(Collection entries)
★ ★ ★ ★ ★ ★ ★
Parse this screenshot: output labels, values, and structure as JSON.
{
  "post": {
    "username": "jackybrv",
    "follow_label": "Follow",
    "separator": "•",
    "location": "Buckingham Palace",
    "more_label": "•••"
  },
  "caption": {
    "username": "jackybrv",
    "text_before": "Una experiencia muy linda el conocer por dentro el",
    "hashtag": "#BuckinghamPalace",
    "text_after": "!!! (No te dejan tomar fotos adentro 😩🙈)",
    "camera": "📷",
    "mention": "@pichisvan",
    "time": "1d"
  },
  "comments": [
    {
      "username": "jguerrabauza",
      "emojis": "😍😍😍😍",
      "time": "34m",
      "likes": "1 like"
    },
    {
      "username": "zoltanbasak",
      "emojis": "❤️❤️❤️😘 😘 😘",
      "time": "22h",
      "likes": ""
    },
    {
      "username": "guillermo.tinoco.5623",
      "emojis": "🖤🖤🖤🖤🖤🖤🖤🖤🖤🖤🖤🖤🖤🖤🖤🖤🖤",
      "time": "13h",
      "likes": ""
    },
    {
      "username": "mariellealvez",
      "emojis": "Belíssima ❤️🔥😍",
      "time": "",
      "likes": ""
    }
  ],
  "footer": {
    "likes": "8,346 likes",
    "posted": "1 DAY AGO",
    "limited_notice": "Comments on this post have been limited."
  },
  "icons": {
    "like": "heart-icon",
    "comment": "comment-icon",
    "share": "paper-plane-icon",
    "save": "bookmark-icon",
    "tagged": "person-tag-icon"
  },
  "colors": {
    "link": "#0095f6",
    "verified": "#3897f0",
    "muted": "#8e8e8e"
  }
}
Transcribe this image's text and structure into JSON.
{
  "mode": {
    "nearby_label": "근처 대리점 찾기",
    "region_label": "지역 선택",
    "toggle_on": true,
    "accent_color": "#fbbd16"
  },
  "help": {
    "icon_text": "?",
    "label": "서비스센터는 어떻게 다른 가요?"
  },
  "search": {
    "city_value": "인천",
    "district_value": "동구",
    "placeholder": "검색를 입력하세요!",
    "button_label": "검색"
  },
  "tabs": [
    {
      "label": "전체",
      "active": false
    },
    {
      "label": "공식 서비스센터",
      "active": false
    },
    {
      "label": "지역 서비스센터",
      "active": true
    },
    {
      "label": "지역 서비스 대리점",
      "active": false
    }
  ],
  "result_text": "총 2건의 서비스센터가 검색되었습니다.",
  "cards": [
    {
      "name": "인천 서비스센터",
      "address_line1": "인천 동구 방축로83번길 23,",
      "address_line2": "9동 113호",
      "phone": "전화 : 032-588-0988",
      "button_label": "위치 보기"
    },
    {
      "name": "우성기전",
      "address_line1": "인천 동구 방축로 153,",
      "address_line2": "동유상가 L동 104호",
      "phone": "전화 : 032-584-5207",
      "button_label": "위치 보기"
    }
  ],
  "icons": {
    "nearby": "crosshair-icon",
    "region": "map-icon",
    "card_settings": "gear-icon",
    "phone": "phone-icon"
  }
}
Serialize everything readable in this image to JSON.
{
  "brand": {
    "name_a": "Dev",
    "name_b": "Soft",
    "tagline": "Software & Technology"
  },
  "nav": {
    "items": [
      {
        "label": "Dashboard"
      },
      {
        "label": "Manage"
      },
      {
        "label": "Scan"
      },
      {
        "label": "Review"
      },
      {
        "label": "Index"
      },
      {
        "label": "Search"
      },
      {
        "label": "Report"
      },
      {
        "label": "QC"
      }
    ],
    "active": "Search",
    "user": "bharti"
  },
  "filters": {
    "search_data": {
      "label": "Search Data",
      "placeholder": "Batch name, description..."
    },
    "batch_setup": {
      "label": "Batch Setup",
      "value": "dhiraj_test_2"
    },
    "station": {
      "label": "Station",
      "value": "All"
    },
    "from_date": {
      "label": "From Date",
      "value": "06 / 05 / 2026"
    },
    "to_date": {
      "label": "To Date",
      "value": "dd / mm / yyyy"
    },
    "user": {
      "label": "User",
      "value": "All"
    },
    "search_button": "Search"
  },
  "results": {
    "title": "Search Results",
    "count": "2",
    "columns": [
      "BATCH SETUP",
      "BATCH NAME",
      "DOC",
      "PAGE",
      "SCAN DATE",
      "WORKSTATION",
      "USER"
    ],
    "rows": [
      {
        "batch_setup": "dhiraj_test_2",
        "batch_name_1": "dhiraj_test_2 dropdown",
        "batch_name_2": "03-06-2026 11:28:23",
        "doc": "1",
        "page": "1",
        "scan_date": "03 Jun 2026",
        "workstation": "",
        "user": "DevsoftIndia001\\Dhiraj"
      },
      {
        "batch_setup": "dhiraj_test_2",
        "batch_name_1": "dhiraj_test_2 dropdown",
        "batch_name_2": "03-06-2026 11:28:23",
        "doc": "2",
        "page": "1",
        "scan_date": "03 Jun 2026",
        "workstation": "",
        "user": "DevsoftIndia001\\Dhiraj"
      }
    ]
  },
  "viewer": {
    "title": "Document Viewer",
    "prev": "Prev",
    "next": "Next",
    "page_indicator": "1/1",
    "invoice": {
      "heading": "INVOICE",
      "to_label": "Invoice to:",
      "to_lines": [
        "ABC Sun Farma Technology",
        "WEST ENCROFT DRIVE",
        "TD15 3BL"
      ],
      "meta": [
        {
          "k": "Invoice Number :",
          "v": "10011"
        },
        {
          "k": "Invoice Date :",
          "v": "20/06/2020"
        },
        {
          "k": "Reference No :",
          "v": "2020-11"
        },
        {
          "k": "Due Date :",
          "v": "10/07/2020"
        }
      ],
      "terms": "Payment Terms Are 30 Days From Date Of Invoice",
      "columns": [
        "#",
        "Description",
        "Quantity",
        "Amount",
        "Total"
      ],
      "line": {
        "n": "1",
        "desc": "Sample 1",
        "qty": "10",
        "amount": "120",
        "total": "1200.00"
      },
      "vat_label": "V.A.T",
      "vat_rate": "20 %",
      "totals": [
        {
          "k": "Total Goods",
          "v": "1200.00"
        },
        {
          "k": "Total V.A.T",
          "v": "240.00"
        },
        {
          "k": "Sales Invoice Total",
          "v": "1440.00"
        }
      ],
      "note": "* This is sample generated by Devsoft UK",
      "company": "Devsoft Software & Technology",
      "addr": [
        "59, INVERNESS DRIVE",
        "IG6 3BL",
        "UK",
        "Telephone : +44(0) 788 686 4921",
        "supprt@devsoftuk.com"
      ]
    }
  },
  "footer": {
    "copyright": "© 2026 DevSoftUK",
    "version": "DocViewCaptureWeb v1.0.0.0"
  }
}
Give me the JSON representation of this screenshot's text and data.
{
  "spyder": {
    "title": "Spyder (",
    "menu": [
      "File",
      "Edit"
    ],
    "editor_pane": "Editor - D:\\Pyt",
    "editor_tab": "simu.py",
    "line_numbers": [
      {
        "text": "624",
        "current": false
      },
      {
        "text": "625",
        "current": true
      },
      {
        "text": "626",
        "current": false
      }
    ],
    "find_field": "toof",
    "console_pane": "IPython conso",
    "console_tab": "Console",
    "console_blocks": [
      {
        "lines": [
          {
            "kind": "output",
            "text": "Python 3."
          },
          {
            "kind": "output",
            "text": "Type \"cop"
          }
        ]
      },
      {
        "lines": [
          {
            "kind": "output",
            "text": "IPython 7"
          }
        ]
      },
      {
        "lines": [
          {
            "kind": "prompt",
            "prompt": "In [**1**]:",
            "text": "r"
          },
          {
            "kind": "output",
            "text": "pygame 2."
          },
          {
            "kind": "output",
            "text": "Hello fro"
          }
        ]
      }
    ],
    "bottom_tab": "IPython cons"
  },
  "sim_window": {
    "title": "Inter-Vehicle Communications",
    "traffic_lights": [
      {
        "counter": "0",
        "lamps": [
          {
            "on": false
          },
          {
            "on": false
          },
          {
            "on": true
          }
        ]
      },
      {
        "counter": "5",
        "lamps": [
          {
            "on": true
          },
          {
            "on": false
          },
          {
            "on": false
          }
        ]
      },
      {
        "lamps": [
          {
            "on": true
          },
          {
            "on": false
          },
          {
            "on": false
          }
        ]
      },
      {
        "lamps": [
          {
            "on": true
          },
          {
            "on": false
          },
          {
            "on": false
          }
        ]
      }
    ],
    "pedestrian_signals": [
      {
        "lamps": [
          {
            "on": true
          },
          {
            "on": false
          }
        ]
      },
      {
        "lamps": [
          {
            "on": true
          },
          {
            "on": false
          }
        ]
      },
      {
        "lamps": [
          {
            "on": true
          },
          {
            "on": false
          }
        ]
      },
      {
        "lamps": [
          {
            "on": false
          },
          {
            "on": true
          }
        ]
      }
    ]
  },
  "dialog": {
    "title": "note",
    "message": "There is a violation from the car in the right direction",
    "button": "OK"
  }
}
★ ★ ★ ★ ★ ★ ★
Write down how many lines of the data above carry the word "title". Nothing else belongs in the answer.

Your response>
5